Declarative Programming for Agent Applications J.W. Lloyd · K.S. Ng

Received: date / Accepted: date

Abstract This paper introduces the execution model of a declarative programming language intended for agent applications. Features supported by the language include functional and logic programming idioms, higher-order functions, modal computation, probabilistic computation, and some theorem-proving capabilities. The need for these features is motivated and examples are given to illustrate the central ideas.

1 Introduction The agent paradigm is currently attracting considerable interest, largely because of its promise of providing appropriate technology for the increasingly sophisticated applications of computer systems. Consequently, for the last two decades, there has been considerable interest in designing programming languages that directly support agent concepts. In this paper, we contribute to this effort by introducing the execution model of a declarative agent programming language, called Bach, that amongst other things provides support for agent concepts, such as beliefs, and also the probabilistic handling of uncertainty. We now examine some design considerations for Bach. To motivate its execution model, consider an agent situated in some environment that can receive percepts from the environment and can apply actions to the environment. The primary task of the agent is to choose appropriate actions to achieve its goals (however these are defined). A major ingredient needed to make appropriate choices is the set of beliefs of the agent; for example, the agent may need to reason about its understanding of the beliefs of other agents, temporal considerations of when certain situations held, the goals of the agent itself, the possible effects of its actions, uncertainty in any of the preceding considerations, and so on. This situation suggests the choice of a highly expressive logic as the basis for the programming language. J.W. Lloyd College of Engineering and Computer Science, The Australian National University E-mail: [email protected] K.S. Ng College of Engineering and Computer Science, The Australian National University E-mail: [email protected]

2
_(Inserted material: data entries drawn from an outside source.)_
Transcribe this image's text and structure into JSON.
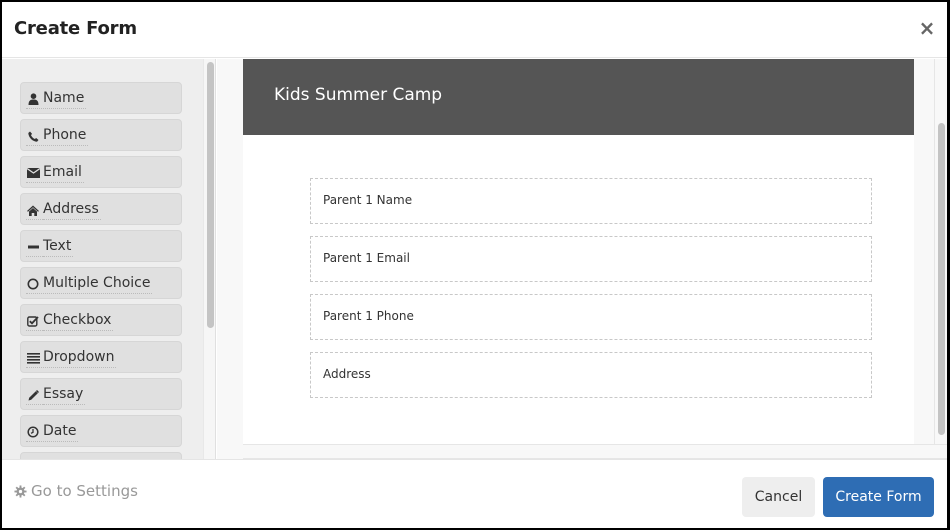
{
  "modal": {
    "title": "Create Form",
    "close_label": "×"
  },
  "palette": {
    "items": [
      {
        "label": "Name",
        "icon": "user-icon"
      },
      {
        "label": "Phone",
        "icon": "phone-icon"
      },
      {
        "label": "Email",
        "icon": "envelope-icon"
      },
      {
        "label": "Address",
        "icon": "home-icon"
      },
      {
        "label": "Text",
        "icon": "minus-icon"
      },
      {
        "label": "Multiple Choice",
        "icon": "circle-icon"
      },
      {
        "label": "Checkbox",
        "icon": "check-square-icon"
      },
      {
        "label": "Dropdown",
        "icon": "list-icon"
      },
      {
        "label": "Essay",
        "icon": "pencil-icon"
      },
      {
        "label": "Date",
        "icon": "clock-icon"
      },
      {
        "label": "",
        "icon": ""
      }
    ]
  },
  "form": {
    "title": "Kids Summer Camp",
    "fields": [
      {
        "label": "Parent 1 Name"
      },
      {
        "label": "Parent 1 Email"
      },
      {
        "label": "Parent 1 Phone"
      },
      {
        "label": "Address"
      }
    ]
  },
  "footer": {
    "settings_label": "Go to Settings",
    "cancel_label": "Cancel",
    "create_label": "Create Form"
  },
  "colors": {
    "primary": "#2e6db4",
    "form_header_bg": "#555555"
  }
}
What features should the logic have? The standard way of modelling mentalistic concepts such as beliefs, intentions, and so on, is with modal logic and since there are a number of such concepts and generally a number of agents in any application, we are led to the need for a multi-modal logic. While propositional modal logics are commonly used to analyse agents (see, for example, [1–3]), to adequately model beliefs, the logic must be much more expressive than propositional logic; we argue for the need for higher-order modal logic. Furthermore, in many applications, it is necessary for an agent to deal with uncertainty; thus some beliefs are likely to be probabilistic. This issue leads directly to the more general problem of integrating logic and probability, a topic in artificial intelligence that is currently attracting substantial interest (see, for example, [4–9], and the references therein). One of the advantages of working in a higher-order logic is that it is expressive enough to easily encompass uncertainty without any additional logical machinery. The key idea is to represent uncertainty by probability densities; these are non-negative functions whose integral is one. Densities can conveniently be represented and manipulated by higher-order functions. It is generally straightforward to represent directly in a theory the probability that a particular assumption holds and compute the probability that a theorem proved from such assumptions holds. In summary, knowledge representation requirements suggest the need for the underlying logic of Bach to be multi-modal, higher-order logic. As well as representing knowledge, it is necessary to reason about it. The reasoning system introduced in this paper combines a computation co